…as long as you have your checkbook handy.
They do, however, recommend a background in sales, finance, or municipal administration.
The other good news — for you salespeople, financiers, or city managers — is that Star Wellness will teach you everything you need to know about wellness:
Yes, in five days you too can learn everything that Star Wellness knows, like how to ignore USPSTF guidelines, which is one category in which Star leads the industry. (One place they lag is reading comprehension, since we have already pointed out that most of what they propose is more likely to harm employees than benefit them…and yet they continue to advertise these hazardous screens.)

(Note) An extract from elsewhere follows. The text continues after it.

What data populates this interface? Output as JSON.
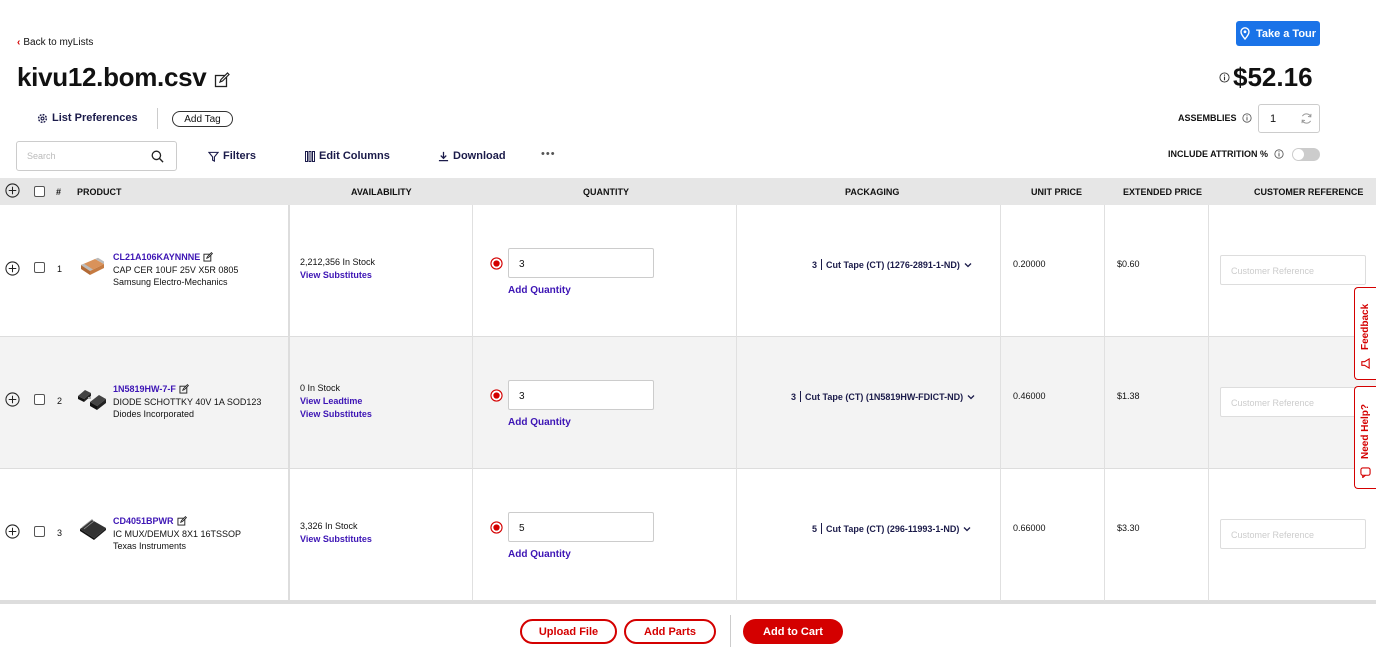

In addition to “up to” 5 days in the classroom, franchisees also get 3 days of on-the job training. So in case anyone is keeping score at home:
- Training required to get a job as a wellness vendor: 8 days
- Training required to get a job as a housekeeper at the Four Seasons: 10 days
This intensive training has captured the attention of WELCOA, which has named Star a Premier Provider:
WELCOA has very high standards, as we have noted on They Said What. One thing they excel at is spelling the name of their founder, assuming their founder invented the all-you-can-eat self-service restaurant.
A commitment to excellence, like that displayed by Star Wellness and WELCOA, might explain why employers have gone all-in on the notion that teaching employees, for example, to drink eight glasses of water a day will reduce healthcare costs, and also increase productivity, at least between trips to the water coolers and the rest rooms.
You’d learn far more than the typical wellness vendor knows about wellness simply by taking the Quizzify quiz. You’d learn more just by taking the demo quiz on the landing page.
Heck, you’d learn more just by reading the Quizzify landing page itself.